§ Problem
Scan the entries below for the word "this", then copy each line that holds it.

.....

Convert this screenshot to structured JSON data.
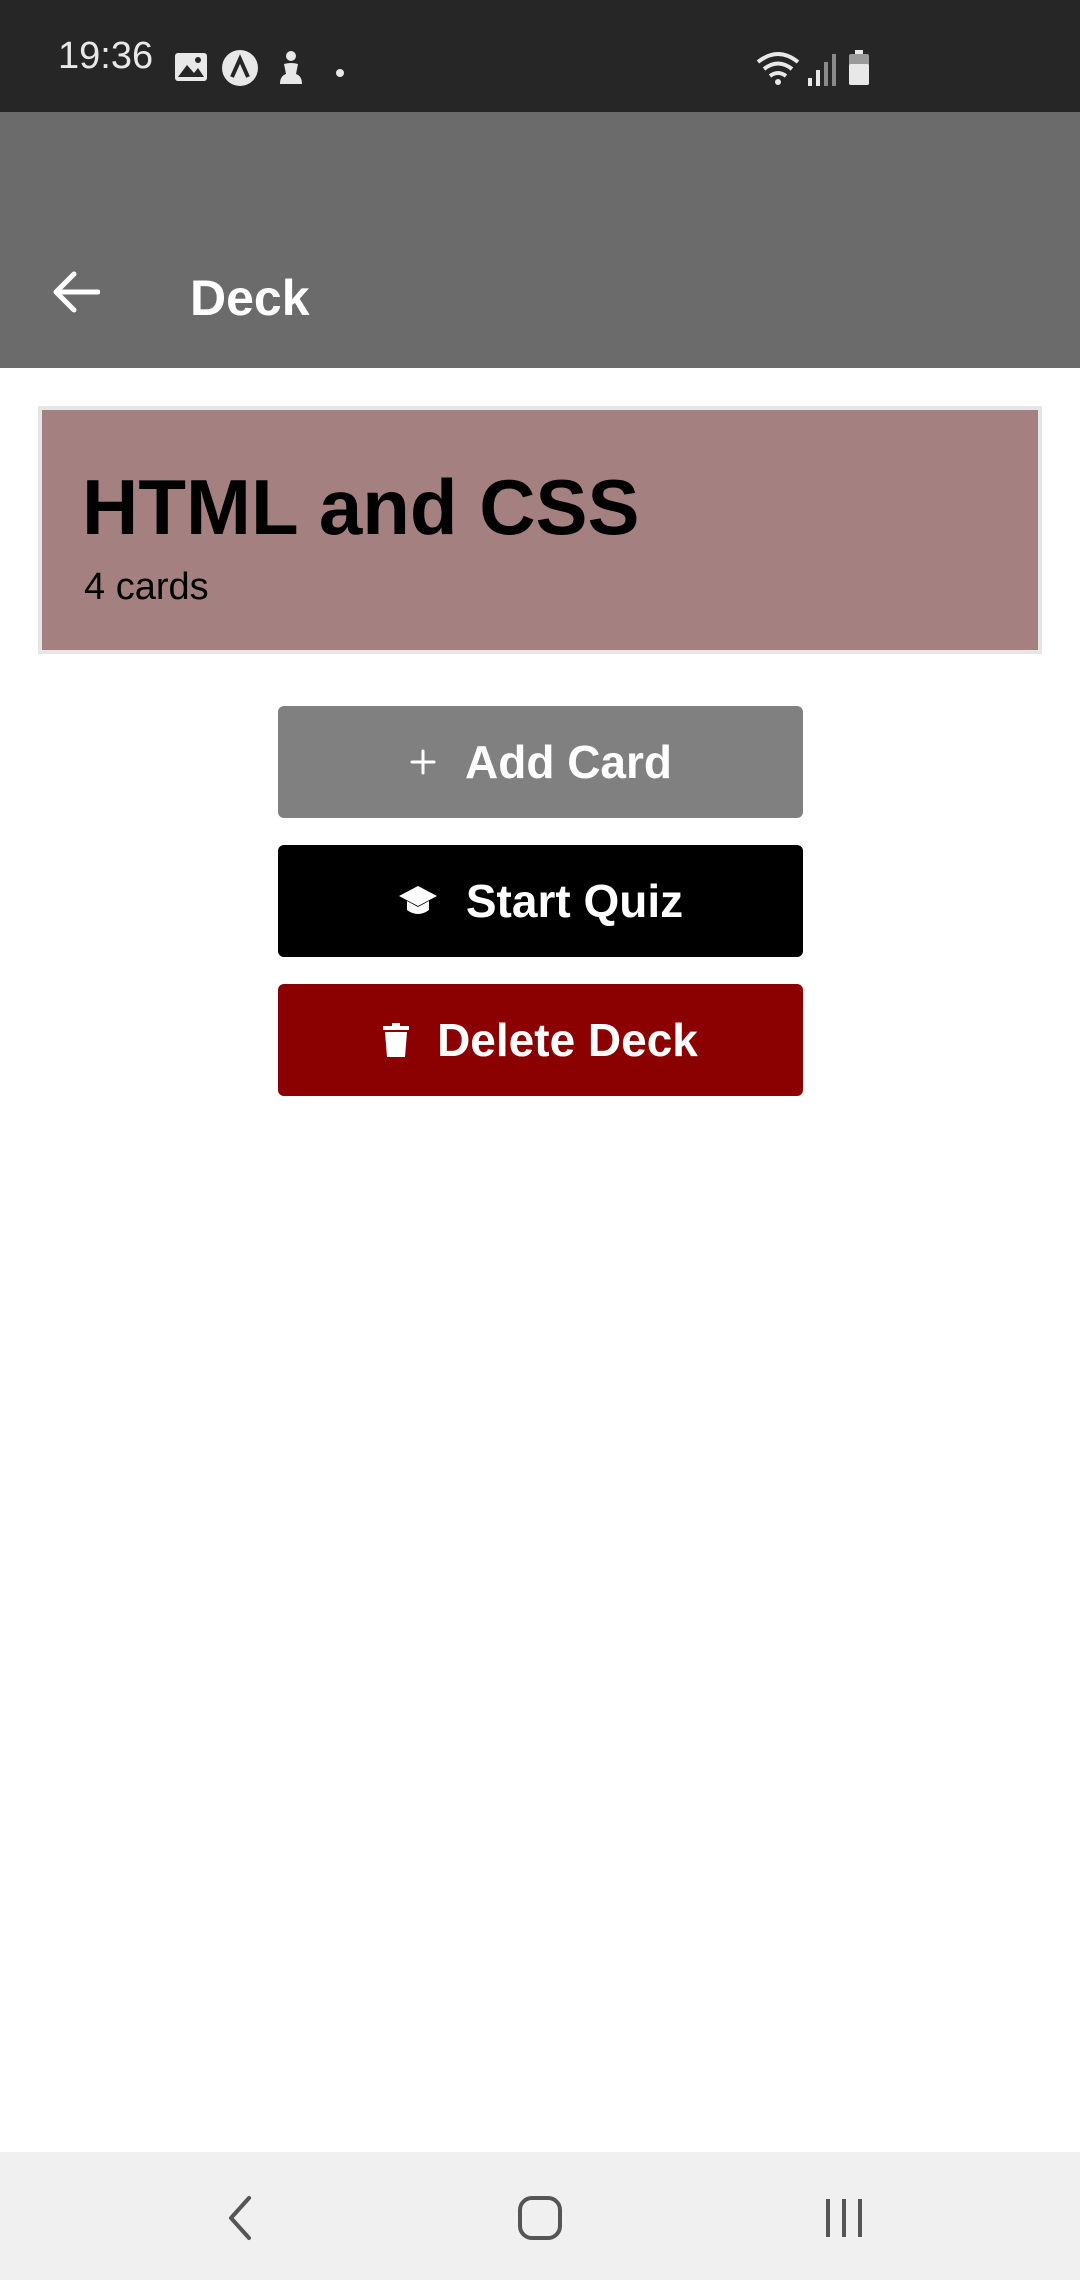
{
  "status_bar": {
    "time": "19:36",
    "left_icons": [
      "image-icon",
      "a-icon",
      "accessibility-icon",
      "dot-icon"
    ],
    "right_icons": [
      "wifi-icon",
      "signal-icon",
      "battery-icon"
    ]
  },
  "app_bar": {
    "title": "Deck",
    "back_icon": "arrow-left-icon"
  },
  "deck": {
    "title": "HTML and CSS",
    "count": "4 cards",
    "background_color": "#a48080"
  },
  "actions": {
    "add_label": "Add Card",
    "add_icon": "plus-icon",
    "quiz_label": "Start Quiz",
    "quiz_icon": "graduation-cap-icon",
    "delete_label": "Delete Deck",
    "delete_icon": "trash-icon",
    "colors": {
      "add": "#808080",
      "quiz": "#000000",
      "delete": "#8b0000"
    }
  },
  "nav_bar": {
    "icons": [
      "back-chevron-icon",
      "home-icon",
      "recents-icon"
    ]
  }
}
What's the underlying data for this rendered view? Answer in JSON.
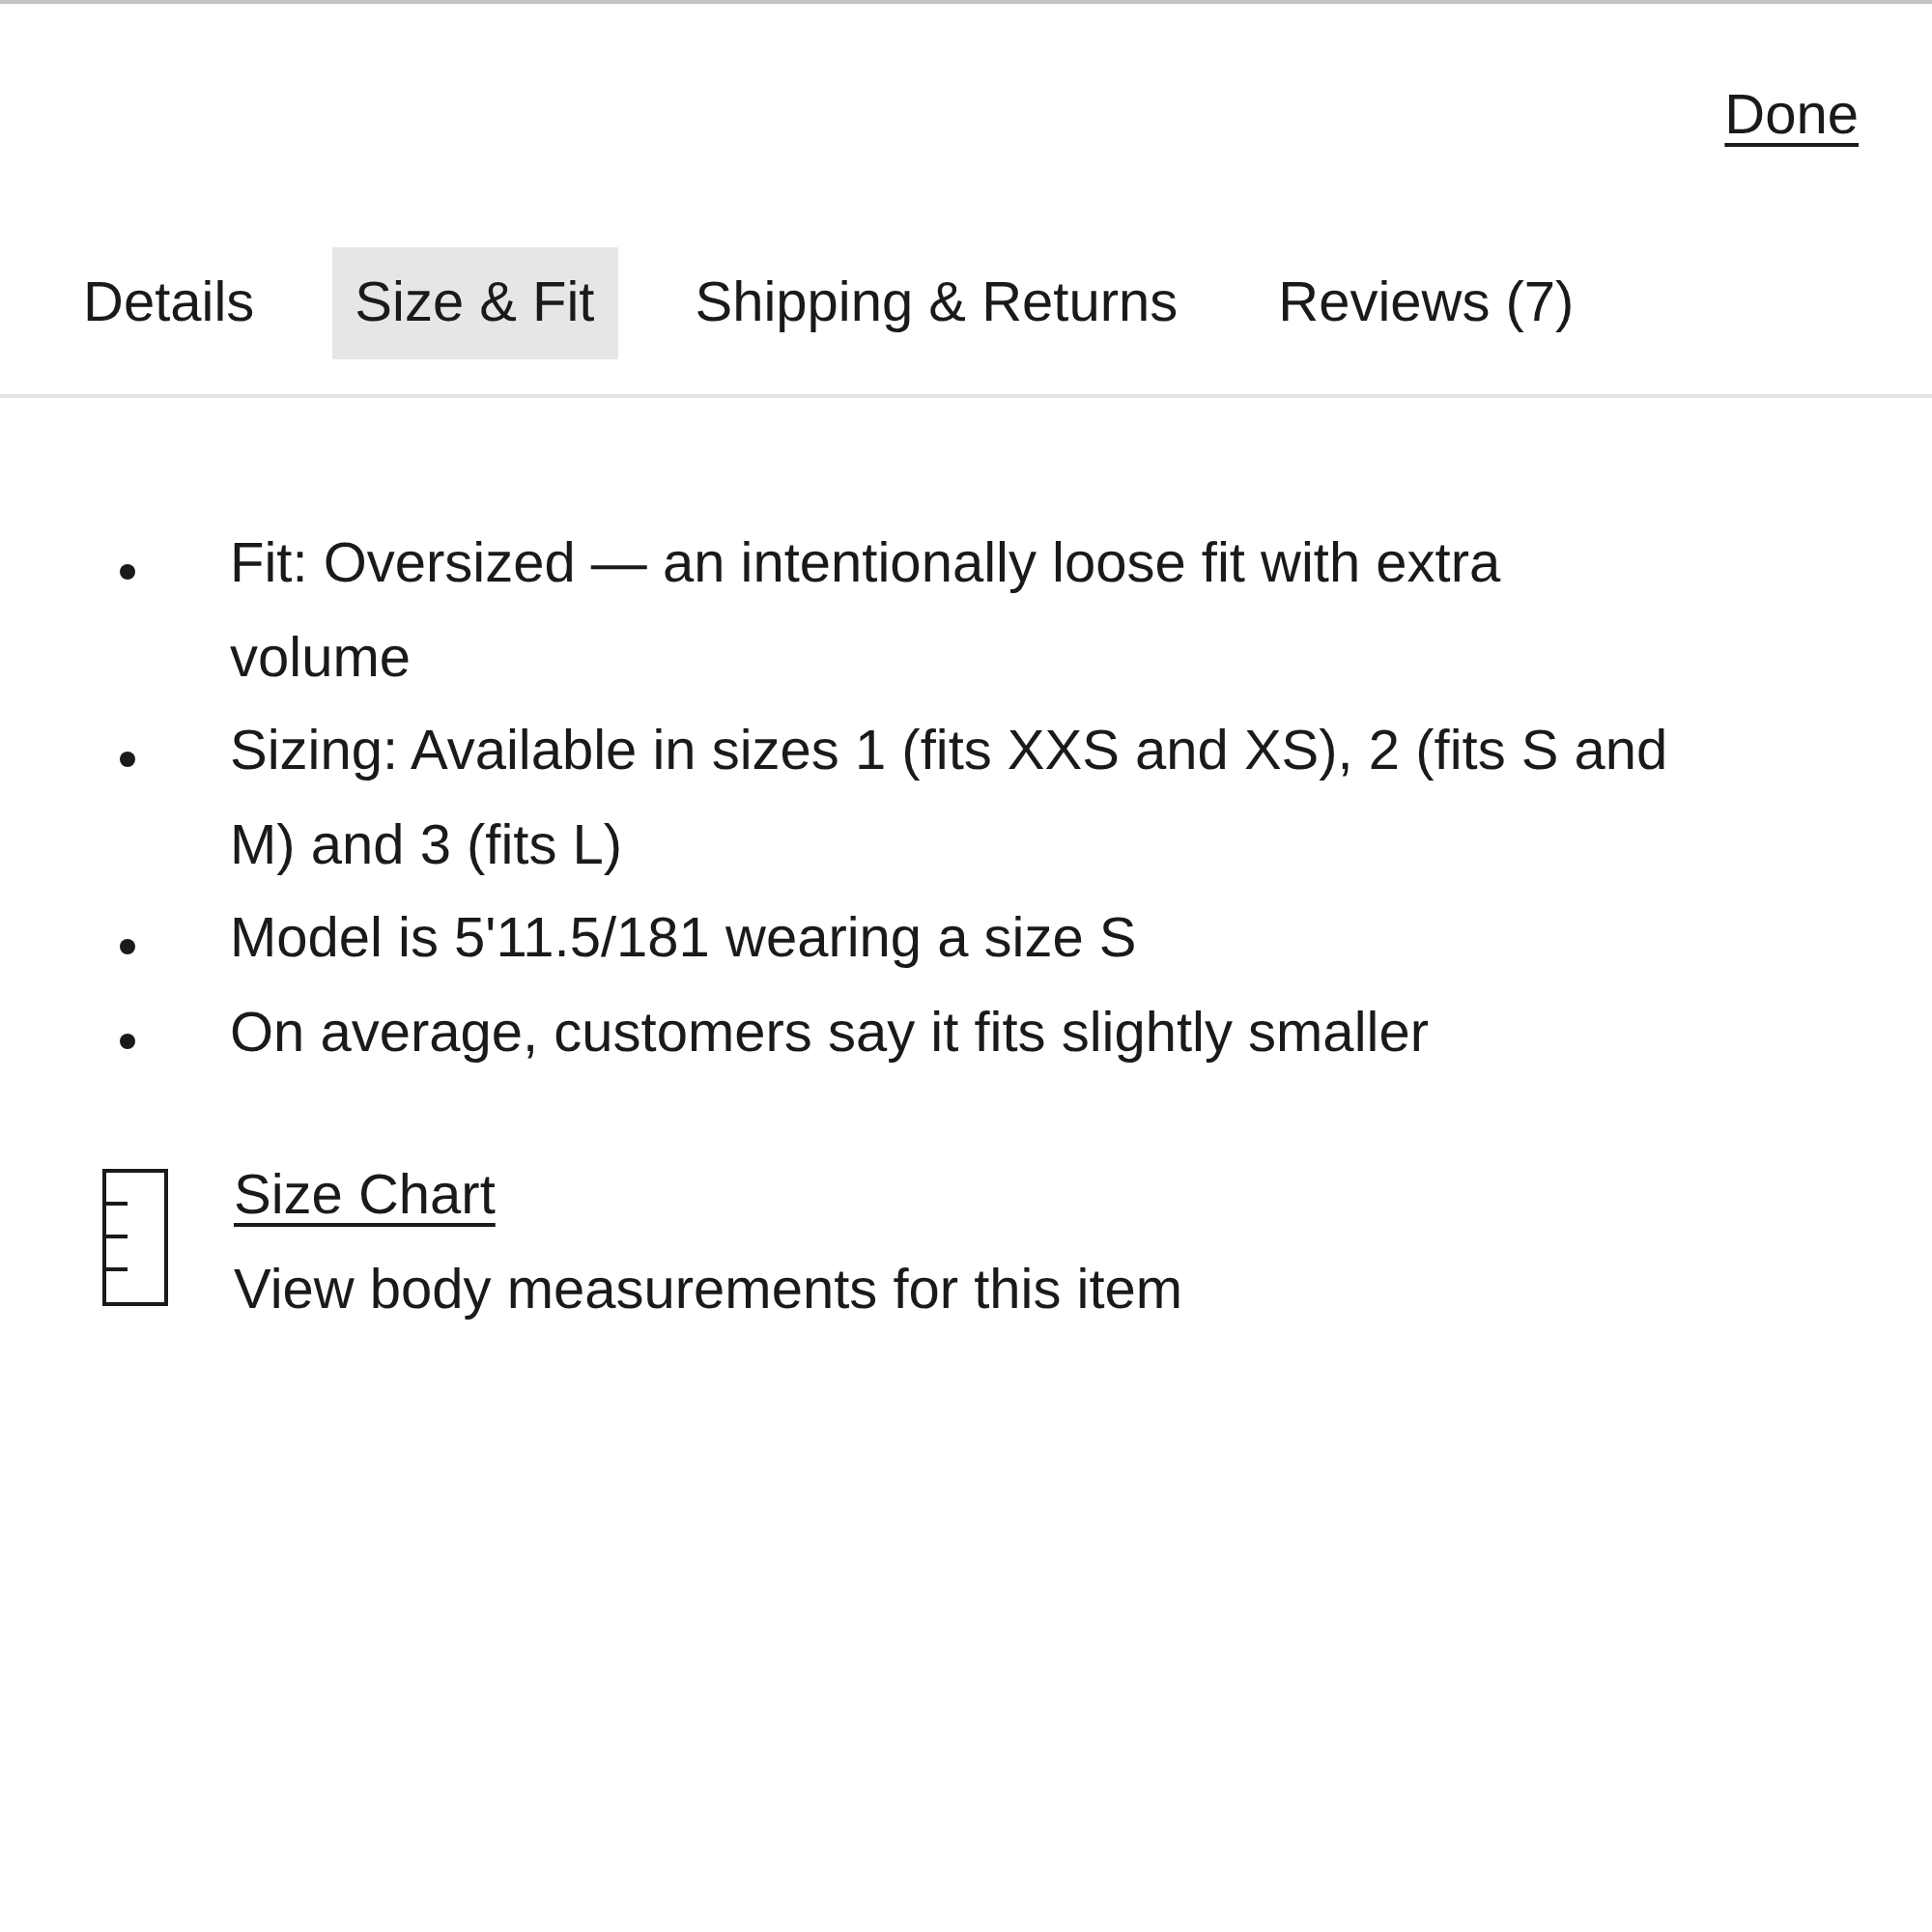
{
  "header": {
    "done_label": "Done"
  },
  "tabs": [
    {
      "label": "Details",
      "selected": false
    },
    {
      "label": "Size & Fit",
      "selected": true
    },
    {
      "label": "Shipping & Returns",
      "selected": false
    },
    {
      "label": "Reviews (7)",
      "selected": false
    }
  ],
  "fit_notes": [
    "Fit: Oversized — an intentionally loose fit with extra volume",
    "Sizing: Available in sizes 1 (fits XXS and XS), 2 (fits S and M) and 3 (fits L)",
    "Model is 5'11.5/181 wearing a size S",
    "On average, customers say it fits slightly smaller"
  ],
  "size_chart": {
    "link": "Size Chart",
    "description": "View body measurements for this item"
  }
}
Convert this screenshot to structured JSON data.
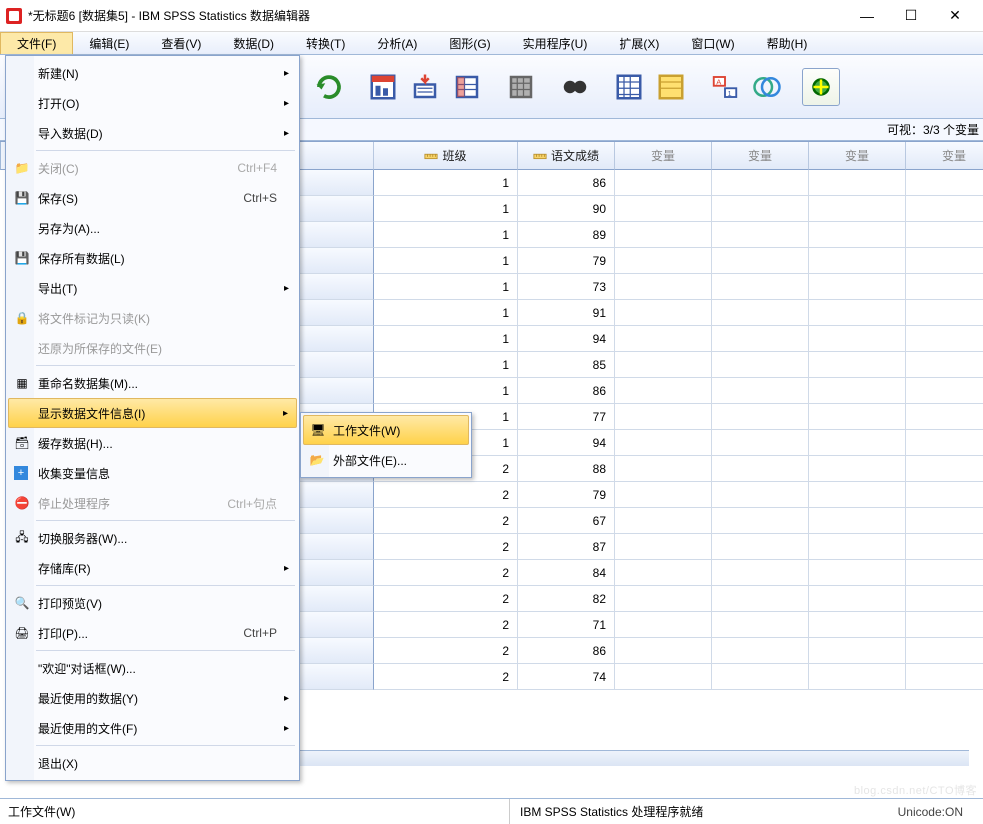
{
  "window": {
    "title": "*无标题6 [数据集5] - IBM SPSS Statistics 数据编辑器",
    "min": "—",
    "max": "☐",
    "close": "✕"
  },
  "menubar": [
    "文件(F)",
    "编辑(E)",
    "查看(V)",
    "数据(D)",
    "转换(T)",
    "分析(A)",
    "图形(G)",
    "实用程序(U)",
    "扩展(X)",
    "窗口(W)",
    "帮助(H)"
  ],
  "visible": {
    "label": "可视：",
    "value": "3/3 个变量"
  },
  "columns": {
    "c1": "班级",
    "c2": "语文成绩",
    "empty": "变量"
  },
  "rows": {
    "col1": [
      1,
      1,
      1,
      1,
      1,
      1,
      1,
      1,
      1,
      1,
      1,
      2,
      2,
      2,
      2,
      2,
      2,
      2,
      2,
      2
    ],
    "col2": [
      86,
      90,
      89,
      79,
      73,
      91,
      94,
      85,
      86,
      77,
      94,
      88,
      79,
      67,
      87,
      84,
      82,
      71,
      86,
      74
    ]
  },
  "file_menu": {
    "new": "新建(N)",
    "open": "打开(O)",
    "import": "导入数据(D)",
    "close": "关闭(C)",
    "close_sc": "Ctrl+F4",
    "save": "保存(S)",
    "save_sc": "Ctrl+S",
    "saveas": "另存为(A)...",
    "saveall": "保存所有数据(L)",
    "export": "导出(T)",
    "readonly": "将文件标记为只读(K)",
    "revert": "还原为所保存的文件(E)",
    "rename": "重命名数据集(M)...",
    "showinfo": "显示数据文件信息(I)",
    "cache": "缓存数据(H)...",
    "collect": "收集变量信息",
    "stop": "停止处理程序",
    "stop_sc": "Ctrl+句点",
    "switch": "切换服务器(W)...",
    "repo": "存储库(R)",
    "preview": "打印预览(V)",
    "print": "打印(P)...",
    "print_sc": "Ctrl+P",
    "welcome": "\"欢迎\"对话框(W)...",
    "recent_data": "最近使用的数据(Y)",
    "recent_files": "最近使用的文件(F)",
    "exit": "退出(X)"
  },
  "submenu": {
    "work": "工作文件(W)",
    "ext": "外部文件(E)..."
  },
  "status": {
    "left": "工作文件(W)",
    "mid": "IBM SPSS Statistics 处理程序就绪",
    "right": "Unicode:ON"
  },
  "watermark": "blog.csdn.net/CTO博客"
}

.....

§ Solved exercise
Convert this screenshot to structured JSON data.
What's the underlying data for this rendered view? Answer in JSON.
    "description": "View body measurements for this item"
Convert this screenshot to structured JSON data.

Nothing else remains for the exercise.